With a little more effort you can also view the value of variables without the Debugger. Most of the time you will be correcting errors in GUI programs. You can make a temporary statictext control in an unused part of the program window, perhaps at the very top or bottom, and apply a small font to it. You can then print the content of one or more variables to it and be able to view them with no additional overhead.
statictext #win.debug, "Debug Line", 0, 0, 785, 17 #win.debug "!Font Arial 10" #win.debug ”a$="; a$; ” n=”; n wait ’xxx
If you need to see more diagnostic information than can fit on the statictext control, you can ‘print’ to the MainWin. For example array variables, which are not listed in the Debugger. If you need to see the contents of an array, you could put a temporary ‘for-next’ loop with a print statement before the breakpoint. When the program stops the array values will be listed in the MainWin. To do this you must ‘rem’ the ‘NoMainWin’ statement, and remember to un‘rem’ it before running the program normally.

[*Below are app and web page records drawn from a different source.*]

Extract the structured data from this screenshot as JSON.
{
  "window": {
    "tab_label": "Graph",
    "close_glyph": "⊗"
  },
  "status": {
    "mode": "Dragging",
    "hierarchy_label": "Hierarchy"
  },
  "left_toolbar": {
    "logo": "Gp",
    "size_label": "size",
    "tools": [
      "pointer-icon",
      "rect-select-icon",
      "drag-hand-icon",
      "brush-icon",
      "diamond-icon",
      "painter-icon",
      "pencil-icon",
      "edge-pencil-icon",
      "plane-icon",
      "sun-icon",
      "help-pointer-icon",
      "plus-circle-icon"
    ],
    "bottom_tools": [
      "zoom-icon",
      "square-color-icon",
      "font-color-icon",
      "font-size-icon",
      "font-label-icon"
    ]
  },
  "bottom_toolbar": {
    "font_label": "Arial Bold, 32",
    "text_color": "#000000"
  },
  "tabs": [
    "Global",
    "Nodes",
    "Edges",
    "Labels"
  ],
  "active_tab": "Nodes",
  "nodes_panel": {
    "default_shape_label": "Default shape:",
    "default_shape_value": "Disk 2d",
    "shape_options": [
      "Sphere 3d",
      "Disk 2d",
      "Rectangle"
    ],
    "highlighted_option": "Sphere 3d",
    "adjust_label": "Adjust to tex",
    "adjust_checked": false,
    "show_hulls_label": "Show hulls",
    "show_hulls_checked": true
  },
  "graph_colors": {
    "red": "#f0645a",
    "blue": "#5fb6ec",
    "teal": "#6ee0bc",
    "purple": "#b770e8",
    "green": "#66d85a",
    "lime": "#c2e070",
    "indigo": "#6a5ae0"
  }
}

You might find that a line in a loop is possibly causing the error. Your program might loop through this line any number of times but analysis tells you that only the third iteration is problematic. You can set a conditional 'trace 2' or 'wait' breakpoint that will only stop the program on the third pass through the loop. For example: if n=3 then wait

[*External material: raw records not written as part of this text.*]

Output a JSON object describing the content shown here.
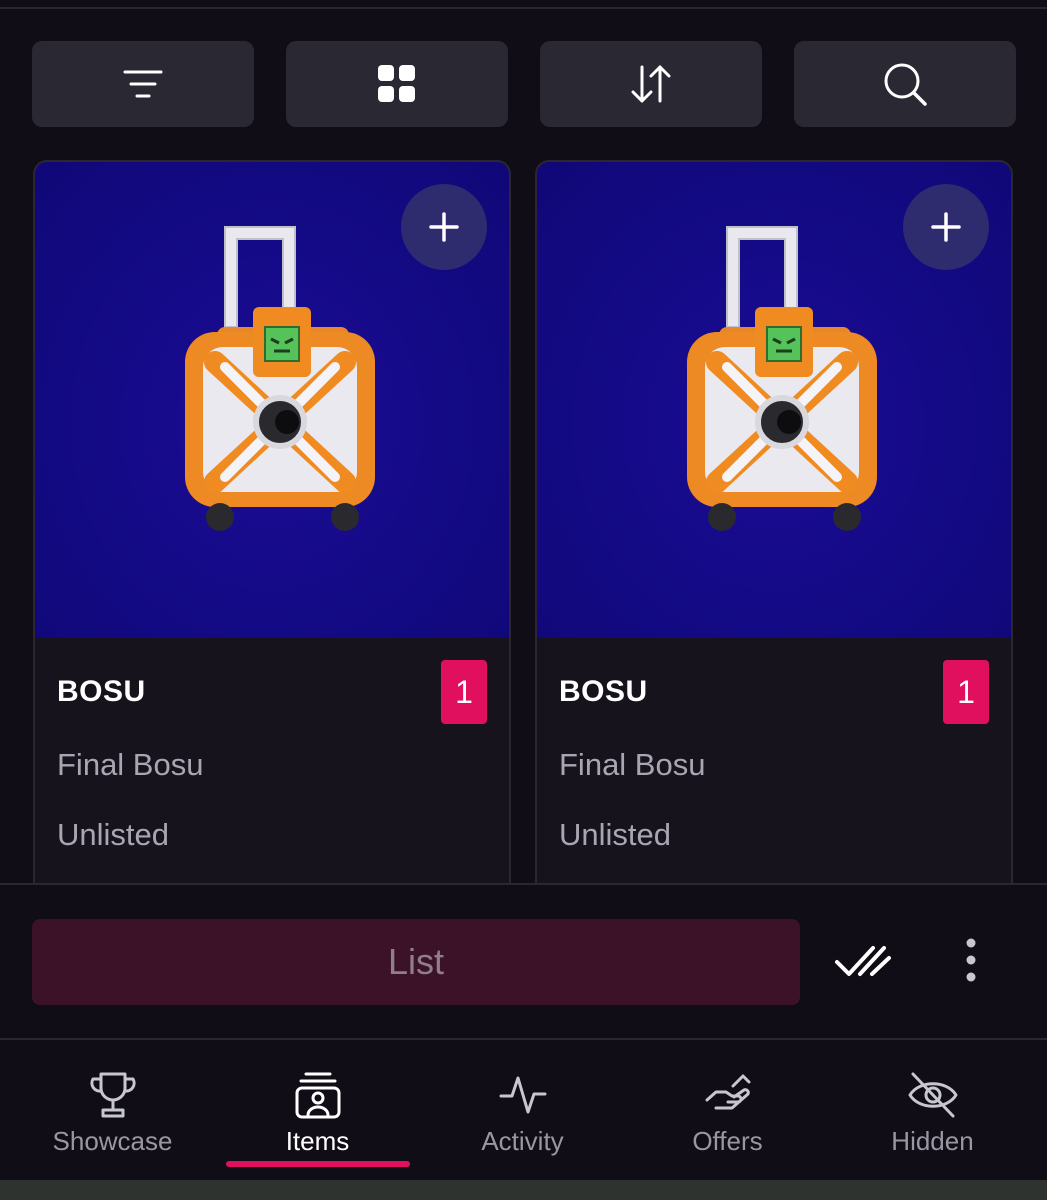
{
  "toolbar": {
    "buttons": [
      {
        "icon": "filter-icon"
      },
      {
        "icon": "grid-view-icon"
      },
      {
        "icon": "sort-icon"
      },
      {
        "icon": "search-icon"
      }
    ]
  },
  "items": [
    {
      "name": "BOSU",
      "quantity": "1",
      "collection": "Final Bosu",
      "status": "Unlisted",
      "add_icon": "plus-icon",
      "image": "orange-white-suitcase-robot"
    },
    {
      "name": "BOSU",
      "quantity": "1",
      "collection": "Final Bosu",
      "status": "Unlisted",
      "add_icon": "plus-icon",
      "image": "orange-white-suitcase-robot"
    }
  ],
  "action_bar": {
    "list_label": "List",
    "select_all_icon": "double-check-icon",
    "more_icon": "vertical-dots-icon"
  },
  "bottom_nav": {
    "active": "Items",
    "items": [
      {
        "label": "Showcase",
        "icon": "trophy-icon"
      },
      {
        "label": "Items",
        "icon": "items-stack-icon"
      },
      {
        "label": "Activity",
        "icon": "activity-pulse-icon"
      },
      {
        "label": "Offers",
        "icon": "offer-hand-icon"
      },
      {
        "label": "Hidden",
        "icon": "eye-off-icon"
      }
    ]
  },
  "colors": {
    "background": "#100d17",
    "accent": "#e0105e",
    "card_image_bg": "#130a85",
    "list_button_bg": "#3c1228"
  }
}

Left margin, clickable breakpoints can only be unconditional in the Debugger.
If you've spent many hours and haven't been able to find the cause of an error or to correct it, then STOP. Take a break, do something else to get your mind off it, or get a good night's sleep. When you go back to the problem it's not unusual for the answer to jump right out at you. It happens all the time.
You have written a short program and it is working well.
NoMainWin WindowWidth = 800 WindowHeight = 600 statictext #win.title, "Counting Program", 240, 80, 305, 40 statictext #win.display, "", 315, 150, 103, 60 statictext #win.message, "Click Start to Begin", 240, 220, 200, 25 button #win.start, "Start", [StartClick], ul, 210, 280, 100, 30 'button #win.pause, "Pause", [PauseClick], ul, 420, 280, 100, 30 open "Counting Program" for window_nf as #win #win "TrapClose Quit" #win "Font Arial 10" #win.title "!Font Arial 14 Bold" #win.display "!Font Arial 20 Bold" wait [StartClick] #win.message "" [LoopStart] if Count<10 then Count=Count+1 else #win.message "Counting complete." wait end if #win.display Count timer 1000, [delay] wait [delay] goto [LoopStart] '[PauseClick] 'wait sub Quit CallingHandle$ close #win end end sub
However, you decide it needs a small modification. You want to add a 'Pause' button which will stop the counting. Clicking the 'Start' button will resume the counting where it left off. I've made it easy for you to add your modification. Just un'rem' three lines – one for the button, and two for its click routine.
Not surprisingly, the modification doesn't work. It's always a pleasant surprise when a modification, even a small one, works the first time. But more often than not that is not the case. Why doesn't the 'Pause' button stop the counting? Is something wrong with the code you just added, or was something already wrong before? If you find the cause and correction, don't give the answer away. Everyone has to work for it.
This is an excellent series of articles by Alfred Thompson, a computer science educator. The articles are based on a book, 'Programming Proverbs', by Henry Ledgard. Each article discusses one of the 26 proverbs, followed by comments from various readers. It's clear to see from the comments the wide range of opinions that surround program planning, development, testing, and debugging.
This is an article by a very high-powered programming professional, Eric Lippert. He worked at Microsoft for many years. Although he seems a bit arrogant and cynical, one can't dispute his good advice.